If I could go back and speak to my 16-year-old self when I was deciding to take up photography, I think the one piece of advice that would be useful is that there are definitely positive things on the horizon. Like living through the pandemic, starting work as a live photographer is difficult; you don’t know where the end is, and you can’t quite tell what next week will look like.
However, during my career, I’ve worked with some of my favourite bands and worked at some amazing festivals and events around the country. Personally, I’ve been able to grow a lot as a person, and despite the negative experiences, I’ve certainly learned a lot. And some of my best friends have been from working at shows, in all of my different fields.
Yonaka by Bethan McConnell
Overall, I’ve learned that yes, there are female live photographers out there. And there is an abundance of female talent. Just look at the likes of Emma Swann, Pooneh Ghana, India Fleming, Elly Bailey, Lauren Stewart, Anna Smith, and Sarah Louise Bennett.
And so many amazing organisations are popping up, making sure that marginalised and underrepresented genders are seen and heard. These sorts of live events organisations are helping to bridge the gender gaps behind the scenes too, with more young women realising that it’s not just a male industry. Over the years, I believe we will start to see more female talent in the limelight, with artists like Black Honey ensuring that at least 50% of their touring staff are women.
Creative women are definitely here: you’ve just got to be willing to look.

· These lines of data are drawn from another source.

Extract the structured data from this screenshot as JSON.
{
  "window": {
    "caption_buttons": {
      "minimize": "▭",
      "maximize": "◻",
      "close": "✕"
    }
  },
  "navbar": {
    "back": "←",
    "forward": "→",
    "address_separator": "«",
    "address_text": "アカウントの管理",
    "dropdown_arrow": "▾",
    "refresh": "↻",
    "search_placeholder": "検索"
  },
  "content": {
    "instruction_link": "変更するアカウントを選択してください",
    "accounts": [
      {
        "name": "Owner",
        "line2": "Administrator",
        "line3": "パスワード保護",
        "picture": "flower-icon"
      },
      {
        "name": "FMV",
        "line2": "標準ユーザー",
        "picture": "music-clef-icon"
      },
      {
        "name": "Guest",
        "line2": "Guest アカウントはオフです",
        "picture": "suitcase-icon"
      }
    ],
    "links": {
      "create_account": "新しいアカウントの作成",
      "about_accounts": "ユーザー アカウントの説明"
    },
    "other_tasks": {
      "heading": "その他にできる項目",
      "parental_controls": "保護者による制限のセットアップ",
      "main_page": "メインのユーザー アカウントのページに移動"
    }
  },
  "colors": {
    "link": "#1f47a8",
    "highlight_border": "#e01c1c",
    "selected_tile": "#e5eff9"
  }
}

Our Music Made Us campaign is told through the students, graduates, journalists, experts and passionate people who have been shaped by this creative outlet. Discover their stories here.